Carne Ross writes: It has been clear for some time that the conduct of the banking and financial industry is one very important cause of the 2008 credit crunch. Moreover, for-profit banks by and large fail to deliver services to the poor, deepening poor people’s marginalization from the mainstream economy. The banks relentless pursuit of profit, an intrinsic feature of the industry (as of the broader economy), continues to expose all of us to the risk of another banking crisis which would repeat the enormous harm done last time, above all to the world’s poorest. Sadly, it’s unrealistic to expect Washington to do much to curb the industry, given the banks’ enormous lobbying sway and privileged access to senior officials, regardless which party is in power.
It’s no surprise then that the banks have been an important focus of discussion in the Occupy Wall Street movement. And a new approach to banking may become one of the important ways that Occupy moves forward and starts producing material change.
One evening in Zuccotti Park, I somewhat rashly, and without much forethought, stood up and announced that I wanted to set up a working group to explore alternative systems of banking. I did not have a clear plan but felt that we had to get to the heart of the problem. If we could change banking and make it embody the values of Occupy—equality, transparency, democracy—we might not only change the financial industry for the better, but also change the very nature of the economy—and thus society itself.
Other members of the group share this ambition. Those who have joined the group represent an extraordinary and eclectic mix. There are army vets and unemployed students, but also a large number of financial experts: former derivative traders, SEC regulators, bankers, financial analysts and bloggers and even a professor of financial law. We have no shortage of expertise, and no shortage of determination either.
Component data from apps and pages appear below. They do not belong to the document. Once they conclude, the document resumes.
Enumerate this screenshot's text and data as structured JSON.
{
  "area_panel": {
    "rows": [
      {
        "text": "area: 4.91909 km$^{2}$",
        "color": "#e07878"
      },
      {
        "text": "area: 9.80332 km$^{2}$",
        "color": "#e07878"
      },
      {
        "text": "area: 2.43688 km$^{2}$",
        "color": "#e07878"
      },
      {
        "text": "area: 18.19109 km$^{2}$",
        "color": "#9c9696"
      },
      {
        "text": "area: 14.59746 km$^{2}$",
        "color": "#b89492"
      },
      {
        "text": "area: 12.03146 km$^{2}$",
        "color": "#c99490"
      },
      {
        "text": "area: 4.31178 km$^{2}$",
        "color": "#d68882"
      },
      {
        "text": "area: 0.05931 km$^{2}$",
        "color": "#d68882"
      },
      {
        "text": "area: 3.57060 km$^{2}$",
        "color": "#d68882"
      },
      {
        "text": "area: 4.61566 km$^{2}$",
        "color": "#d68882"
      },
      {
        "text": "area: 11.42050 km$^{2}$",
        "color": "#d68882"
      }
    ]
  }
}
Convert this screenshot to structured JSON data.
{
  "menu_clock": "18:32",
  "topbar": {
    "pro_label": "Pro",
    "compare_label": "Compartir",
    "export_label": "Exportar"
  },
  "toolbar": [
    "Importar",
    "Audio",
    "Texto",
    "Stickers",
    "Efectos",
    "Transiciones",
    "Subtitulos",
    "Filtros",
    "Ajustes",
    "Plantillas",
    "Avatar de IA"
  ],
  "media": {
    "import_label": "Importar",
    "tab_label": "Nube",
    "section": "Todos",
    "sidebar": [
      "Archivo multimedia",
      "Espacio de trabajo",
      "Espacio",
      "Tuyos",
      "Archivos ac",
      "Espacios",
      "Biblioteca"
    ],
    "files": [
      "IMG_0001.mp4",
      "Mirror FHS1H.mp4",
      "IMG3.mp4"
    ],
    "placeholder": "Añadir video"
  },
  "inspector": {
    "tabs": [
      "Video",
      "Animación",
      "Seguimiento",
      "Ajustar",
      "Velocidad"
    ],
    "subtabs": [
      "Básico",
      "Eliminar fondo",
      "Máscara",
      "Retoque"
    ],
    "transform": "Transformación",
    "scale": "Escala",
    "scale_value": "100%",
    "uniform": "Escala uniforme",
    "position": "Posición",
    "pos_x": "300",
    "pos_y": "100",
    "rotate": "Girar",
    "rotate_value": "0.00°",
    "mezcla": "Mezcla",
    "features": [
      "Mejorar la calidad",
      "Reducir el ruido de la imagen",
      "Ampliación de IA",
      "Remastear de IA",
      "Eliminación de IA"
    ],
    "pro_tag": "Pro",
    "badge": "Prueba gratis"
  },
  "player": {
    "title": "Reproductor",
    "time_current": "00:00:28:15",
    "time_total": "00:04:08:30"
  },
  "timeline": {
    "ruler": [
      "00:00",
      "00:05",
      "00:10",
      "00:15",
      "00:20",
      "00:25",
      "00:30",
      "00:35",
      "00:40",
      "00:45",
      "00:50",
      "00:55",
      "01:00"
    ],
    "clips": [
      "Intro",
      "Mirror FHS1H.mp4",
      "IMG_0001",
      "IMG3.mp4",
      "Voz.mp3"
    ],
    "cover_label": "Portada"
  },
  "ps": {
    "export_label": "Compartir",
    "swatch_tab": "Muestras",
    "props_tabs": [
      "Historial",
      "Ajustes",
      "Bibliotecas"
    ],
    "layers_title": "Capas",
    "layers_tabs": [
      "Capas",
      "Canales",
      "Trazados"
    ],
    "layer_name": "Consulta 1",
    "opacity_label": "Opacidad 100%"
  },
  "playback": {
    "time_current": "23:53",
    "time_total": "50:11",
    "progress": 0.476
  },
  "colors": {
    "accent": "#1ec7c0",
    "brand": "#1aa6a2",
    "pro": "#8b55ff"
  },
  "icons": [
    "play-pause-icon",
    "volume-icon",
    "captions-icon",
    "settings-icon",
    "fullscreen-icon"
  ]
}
Over the last several weeks, we have been examining what legislative changes are needed to reform the banking sector: some day soon there may be Occupy-originated proposals and draft legislation, for instance to amend the so-called “Volcker Rule”. One group has split off to explore and design the creation of an ideal bank that would put into practice the values of Occupy. What would this look like? [Continue reading…]